Hackers managed to infiltrate and shut down an enormous tunnel system in Israel last month, causing massive traffic jams for eight hours, according to the AP. Though their sources indicate that the attack didn't come from a state actor, this first strike opens up a whole new world of cyber warfare.
The attack against the Carmel Tunnels on September 8th actually came in two waves, according to the report. The hackers targeted the Tunnels' camera system which put the roadway into an immediate lockdown mode, shutting it down for twenty minutes. The next day the attackers managed to break in for even longer during the heavy morning rush hour, shutting the entire system for eight hours:
The expert said investigators believe the attack was the work of unknown, sophisticated hackers, similar to the Anonymous hacking group that led attacks on Israeli websites in April. He said investigators determined it was not sophisticated enough to be the work of an enemy government like Iran.
The expert said Israel's National Cyber Bureau, a two-year-old classified body that reports to the prime minister, was aware of the incident. The bureau declined comment, while Carmelton, the company that oversees the toll road, blamed a "communication glitch" for the mishap.
As the Carmel Tunnels are a main artery through the heart of the Israeli city of Haifa, an enormous amount of traffic ensued. Perhaps more alarming, the city had apparently planned to turn the massive tunnel system into a public shelter in case of emergency.

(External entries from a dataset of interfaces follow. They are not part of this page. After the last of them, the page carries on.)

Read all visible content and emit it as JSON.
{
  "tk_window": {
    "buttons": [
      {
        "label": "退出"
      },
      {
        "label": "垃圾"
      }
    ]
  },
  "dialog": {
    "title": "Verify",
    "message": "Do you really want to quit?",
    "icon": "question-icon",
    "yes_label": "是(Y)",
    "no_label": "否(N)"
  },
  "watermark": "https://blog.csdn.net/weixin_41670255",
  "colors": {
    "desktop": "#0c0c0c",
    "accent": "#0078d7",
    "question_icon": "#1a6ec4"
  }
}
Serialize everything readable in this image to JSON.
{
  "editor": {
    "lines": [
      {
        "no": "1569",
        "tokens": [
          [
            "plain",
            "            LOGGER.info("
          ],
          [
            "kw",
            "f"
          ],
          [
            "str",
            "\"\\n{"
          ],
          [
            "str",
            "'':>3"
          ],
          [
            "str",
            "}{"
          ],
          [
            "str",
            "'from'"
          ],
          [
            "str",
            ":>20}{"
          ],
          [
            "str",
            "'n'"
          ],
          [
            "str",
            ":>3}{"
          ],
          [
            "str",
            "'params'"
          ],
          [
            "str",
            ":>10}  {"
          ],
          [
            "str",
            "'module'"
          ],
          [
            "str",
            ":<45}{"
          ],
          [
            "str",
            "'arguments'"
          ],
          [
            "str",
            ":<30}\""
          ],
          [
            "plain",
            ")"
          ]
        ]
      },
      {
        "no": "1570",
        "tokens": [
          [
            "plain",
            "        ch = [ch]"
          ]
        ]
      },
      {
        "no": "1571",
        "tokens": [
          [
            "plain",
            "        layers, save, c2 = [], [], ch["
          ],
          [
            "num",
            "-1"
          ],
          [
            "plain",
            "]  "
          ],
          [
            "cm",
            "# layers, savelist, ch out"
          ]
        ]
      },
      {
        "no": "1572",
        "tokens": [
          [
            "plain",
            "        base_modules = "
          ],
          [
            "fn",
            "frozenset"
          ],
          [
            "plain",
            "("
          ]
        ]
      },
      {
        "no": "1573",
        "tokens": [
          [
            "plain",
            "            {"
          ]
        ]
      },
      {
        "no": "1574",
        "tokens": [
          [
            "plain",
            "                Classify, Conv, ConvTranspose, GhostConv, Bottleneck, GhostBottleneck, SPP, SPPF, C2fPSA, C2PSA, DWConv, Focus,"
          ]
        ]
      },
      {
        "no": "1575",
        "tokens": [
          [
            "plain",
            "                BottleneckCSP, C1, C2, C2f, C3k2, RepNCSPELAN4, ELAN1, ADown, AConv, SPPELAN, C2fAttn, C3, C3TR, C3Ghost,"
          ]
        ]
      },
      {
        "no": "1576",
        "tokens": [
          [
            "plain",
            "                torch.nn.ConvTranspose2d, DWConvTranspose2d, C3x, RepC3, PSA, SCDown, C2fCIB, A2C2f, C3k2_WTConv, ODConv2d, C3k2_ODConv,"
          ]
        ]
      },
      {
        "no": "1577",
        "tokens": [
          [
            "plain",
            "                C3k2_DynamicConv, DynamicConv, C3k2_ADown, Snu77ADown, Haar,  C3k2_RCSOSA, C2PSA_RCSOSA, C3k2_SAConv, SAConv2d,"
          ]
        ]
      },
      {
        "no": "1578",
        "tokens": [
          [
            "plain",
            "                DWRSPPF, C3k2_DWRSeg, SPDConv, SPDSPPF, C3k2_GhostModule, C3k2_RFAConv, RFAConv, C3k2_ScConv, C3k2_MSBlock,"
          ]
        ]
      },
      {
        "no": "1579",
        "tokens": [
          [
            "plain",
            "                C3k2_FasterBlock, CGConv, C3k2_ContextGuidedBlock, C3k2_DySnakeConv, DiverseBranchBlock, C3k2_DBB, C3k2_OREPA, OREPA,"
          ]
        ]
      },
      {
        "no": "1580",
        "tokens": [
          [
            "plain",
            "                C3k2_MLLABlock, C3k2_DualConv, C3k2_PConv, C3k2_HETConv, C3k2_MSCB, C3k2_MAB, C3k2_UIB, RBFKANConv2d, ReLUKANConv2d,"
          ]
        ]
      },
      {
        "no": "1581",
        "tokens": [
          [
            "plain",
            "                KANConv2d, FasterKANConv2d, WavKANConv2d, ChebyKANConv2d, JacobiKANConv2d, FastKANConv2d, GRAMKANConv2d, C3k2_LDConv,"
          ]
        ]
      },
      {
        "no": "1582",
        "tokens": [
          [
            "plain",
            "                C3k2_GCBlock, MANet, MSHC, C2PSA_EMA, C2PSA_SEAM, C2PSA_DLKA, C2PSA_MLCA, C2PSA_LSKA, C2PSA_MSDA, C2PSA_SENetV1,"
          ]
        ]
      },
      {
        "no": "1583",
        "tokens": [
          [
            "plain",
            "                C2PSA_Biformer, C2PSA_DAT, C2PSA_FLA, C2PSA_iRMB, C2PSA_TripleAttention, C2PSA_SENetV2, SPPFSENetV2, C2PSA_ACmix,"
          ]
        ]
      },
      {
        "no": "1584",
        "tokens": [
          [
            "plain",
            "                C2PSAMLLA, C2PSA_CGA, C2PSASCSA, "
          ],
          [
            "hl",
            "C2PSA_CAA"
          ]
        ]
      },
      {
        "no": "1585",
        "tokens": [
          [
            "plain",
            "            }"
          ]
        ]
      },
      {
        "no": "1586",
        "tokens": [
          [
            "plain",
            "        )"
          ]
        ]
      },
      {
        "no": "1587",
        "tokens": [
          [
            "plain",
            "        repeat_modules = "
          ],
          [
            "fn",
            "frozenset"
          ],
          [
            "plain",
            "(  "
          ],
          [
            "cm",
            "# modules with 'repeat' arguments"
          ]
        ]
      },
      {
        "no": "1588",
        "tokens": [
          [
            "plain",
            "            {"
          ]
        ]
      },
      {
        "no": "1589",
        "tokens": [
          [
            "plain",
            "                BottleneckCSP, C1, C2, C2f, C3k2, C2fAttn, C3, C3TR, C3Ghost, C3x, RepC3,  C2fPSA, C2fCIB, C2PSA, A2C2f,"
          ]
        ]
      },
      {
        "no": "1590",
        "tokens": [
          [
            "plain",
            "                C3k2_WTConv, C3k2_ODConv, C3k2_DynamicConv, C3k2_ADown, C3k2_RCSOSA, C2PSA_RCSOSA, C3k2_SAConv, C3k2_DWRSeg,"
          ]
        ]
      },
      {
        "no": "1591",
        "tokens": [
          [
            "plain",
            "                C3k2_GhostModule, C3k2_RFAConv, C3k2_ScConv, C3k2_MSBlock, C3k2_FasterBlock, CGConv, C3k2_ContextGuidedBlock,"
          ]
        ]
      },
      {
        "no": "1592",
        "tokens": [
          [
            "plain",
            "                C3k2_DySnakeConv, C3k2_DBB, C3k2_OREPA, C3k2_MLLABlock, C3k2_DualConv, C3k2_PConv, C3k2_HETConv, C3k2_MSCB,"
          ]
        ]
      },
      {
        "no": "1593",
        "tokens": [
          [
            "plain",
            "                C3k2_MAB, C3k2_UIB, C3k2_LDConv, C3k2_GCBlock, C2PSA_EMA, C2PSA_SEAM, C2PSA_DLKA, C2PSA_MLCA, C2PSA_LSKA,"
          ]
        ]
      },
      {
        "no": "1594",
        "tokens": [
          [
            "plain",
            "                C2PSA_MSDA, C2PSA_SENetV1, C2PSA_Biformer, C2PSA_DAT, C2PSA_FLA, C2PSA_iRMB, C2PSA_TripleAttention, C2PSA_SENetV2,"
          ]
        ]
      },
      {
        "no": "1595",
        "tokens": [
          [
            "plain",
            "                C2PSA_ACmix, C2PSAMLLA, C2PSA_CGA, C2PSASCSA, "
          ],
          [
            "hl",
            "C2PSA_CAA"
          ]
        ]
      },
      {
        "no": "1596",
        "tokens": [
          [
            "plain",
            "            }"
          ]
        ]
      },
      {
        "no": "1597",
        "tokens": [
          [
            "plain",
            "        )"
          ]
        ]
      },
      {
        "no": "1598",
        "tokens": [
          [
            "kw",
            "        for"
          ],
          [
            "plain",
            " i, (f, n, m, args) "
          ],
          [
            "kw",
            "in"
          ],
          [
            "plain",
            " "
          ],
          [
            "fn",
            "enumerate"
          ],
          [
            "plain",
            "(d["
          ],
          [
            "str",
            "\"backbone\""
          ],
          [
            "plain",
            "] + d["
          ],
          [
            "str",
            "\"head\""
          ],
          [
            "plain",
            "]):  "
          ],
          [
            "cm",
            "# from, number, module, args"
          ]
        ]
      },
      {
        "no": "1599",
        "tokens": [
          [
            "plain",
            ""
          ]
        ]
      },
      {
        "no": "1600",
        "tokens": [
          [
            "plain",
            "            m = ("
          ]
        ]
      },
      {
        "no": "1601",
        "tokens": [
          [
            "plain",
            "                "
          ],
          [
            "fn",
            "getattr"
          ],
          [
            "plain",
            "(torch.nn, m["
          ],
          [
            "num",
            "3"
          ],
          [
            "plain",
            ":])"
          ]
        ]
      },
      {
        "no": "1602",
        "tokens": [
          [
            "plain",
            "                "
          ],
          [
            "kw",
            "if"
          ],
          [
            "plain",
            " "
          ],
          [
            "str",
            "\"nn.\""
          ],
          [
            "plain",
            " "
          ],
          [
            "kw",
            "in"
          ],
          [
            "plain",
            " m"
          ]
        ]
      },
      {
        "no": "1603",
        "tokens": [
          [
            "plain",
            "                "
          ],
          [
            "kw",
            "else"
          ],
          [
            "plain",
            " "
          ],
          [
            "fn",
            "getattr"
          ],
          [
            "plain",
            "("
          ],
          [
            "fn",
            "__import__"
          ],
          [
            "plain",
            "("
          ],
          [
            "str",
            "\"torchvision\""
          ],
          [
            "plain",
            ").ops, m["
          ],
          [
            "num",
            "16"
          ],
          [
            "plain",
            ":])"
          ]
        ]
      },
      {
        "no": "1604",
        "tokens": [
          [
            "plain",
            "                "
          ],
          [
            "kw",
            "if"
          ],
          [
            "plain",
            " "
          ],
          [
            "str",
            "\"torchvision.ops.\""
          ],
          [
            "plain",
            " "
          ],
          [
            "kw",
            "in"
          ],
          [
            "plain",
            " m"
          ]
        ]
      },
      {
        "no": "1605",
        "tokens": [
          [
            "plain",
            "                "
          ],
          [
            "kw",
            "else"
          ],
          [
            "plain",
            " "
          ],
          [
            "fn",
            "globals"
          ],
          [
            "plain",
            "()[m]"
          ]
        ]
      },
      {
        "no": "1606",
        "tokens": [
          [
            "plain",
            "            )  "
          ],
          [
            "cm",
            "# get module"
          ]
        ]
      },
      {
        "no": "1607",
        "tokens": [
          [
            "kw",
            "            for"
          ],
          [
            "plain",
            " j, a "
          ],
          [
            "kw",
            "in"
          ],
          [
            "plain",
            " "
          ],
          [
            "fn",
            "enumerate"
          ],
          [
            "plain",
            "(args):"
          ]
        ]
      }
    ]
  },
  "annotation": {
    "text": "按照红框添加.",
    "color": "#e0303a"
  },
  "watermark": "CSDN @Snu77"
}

We've seen cyberwarfare before, most famously by the United States and Israel in the form of their combined virus Stuxnet, most attacks have been on military targets. In cases where attacks on the physical world have come against civilians, they've come against large multi-national conglomerates like Saudi Aramco that serve strategic needs.